WHAT IS BEING ASKED> Write out the data that follows exactly, keeping every picture out.

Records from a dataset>

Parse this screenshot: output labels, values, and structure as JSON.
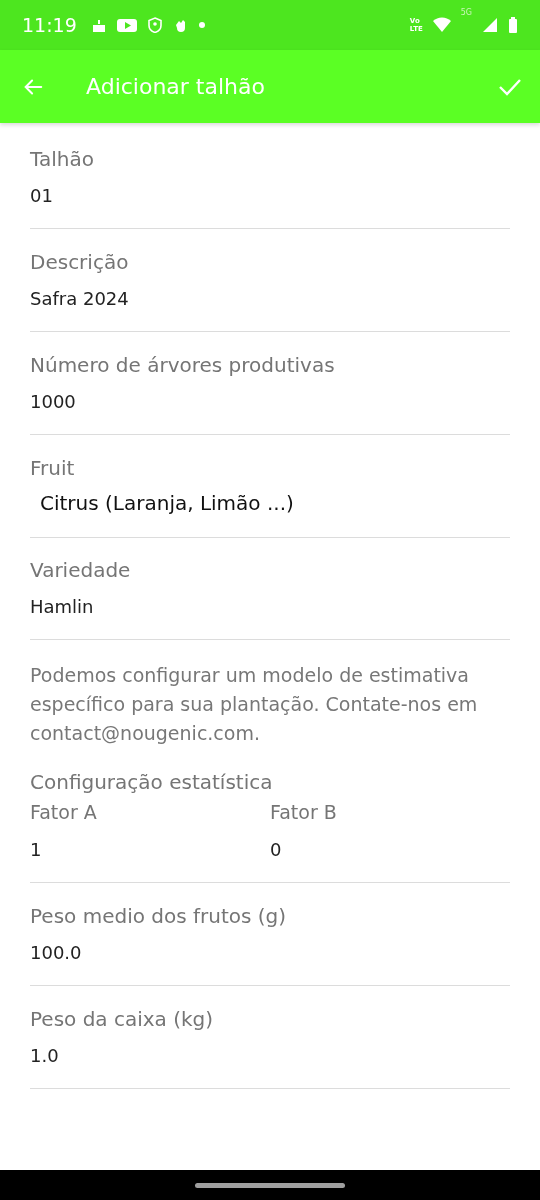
{
  "status_bar": {
    "time": "11:19",
    "volte_top": "Vo",
    "volte_bottom": "LTE",
    "network": "5G"
  },
  "app_bar": {
    "title": "Adicionar talhão"
  },
  "fields": [
    {
      "kind": "text",
      "label": "Talhão",
      "value": "01"
    },
    {
      "kind": "text",
      "label": "Descrição",
      "value": "Safra 2024"
    },
    {
      "kind": "text",
      "label": "Número de árvores produtivas",
      "value": "1000"
    },
    {
      "kind": "select",
      "label": "Fruit",
      "value": "Citrus (Laranja, Limão ...)"
    },
    {
      "kind": "text",
      "label": "Variedade",
      "value": "Hamlin"
    },
    {
      "kind": "note",
      "text": "Podemos configurar um modelo de estimativa específico para sua plantação. Contate-nos em contact@nougenic.com."
    },
    {
      "kind": "pair",
      "label": "Configuração estatística",
      "items": [
        {
          "label": "Fator A",
          "value": "1"
        },
        {
          "label": "Fator B",
          "value": "0"
        }
      ]
    },
    {
      "kind": "text",
      "label": "Peso medio dos frutos (g)",
      "value": "100.0"
    },
    {
      "kind": "text",
      "label": "Peso da caixa (kg)",
      "value": "1.0"
    }
  ]
}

EXERCISE ANSWER>
Parse this screenshot: output labels, values, and structure as JSON.
{
  "status_bar": {
    "time": "11:19",
    "volte_top": "Vo",
    "volte_bottom": "LTE",
    "network": "5G"
  },
  "app_bar": {
    "title": "Adicionar talhão"
  },
  "fields": [
    {
      "kind": "text",
      "label": "Talhão",
      "value": "01"
    },
    {
      "kind": "text",
      "label": "Descrição",
      "value": "Safra 2024"
    },
    {
      "kind": "text",
      "label": "Número de árvores produtivas",
      "value": "1000"
    },
    {
      "kind": "select",
      "label": "Fruit",
      "value": "Citrus (Laranja, Limão ...)"
    },
    {
      "kind": "text",
      "label": "Variedade",
      "value": "Hamlin"
    },
    {
      "kind": "note",
      "text": "Podemos configurar um modelo de estimativa específico para sua plantação. Contate-nos em contact@nougenic.com."
    },
    {
      "kind": "pair",
      "label": "Configuração estatística",
      "items": [
        {
          "label": "Fator A",
          "value": "1"
        },
        {
          "label": "Fator B",
          "value": "0"
        }
      ]
    },
    {
      "kind": "text",
      "label": "Peso medio dos frutos (g)",
      "value": "100.0"
    },
    {
      "kind": "text",
      "label": "Peso da caixa (kg)",
      "value": "1.0"
    }
  ]
}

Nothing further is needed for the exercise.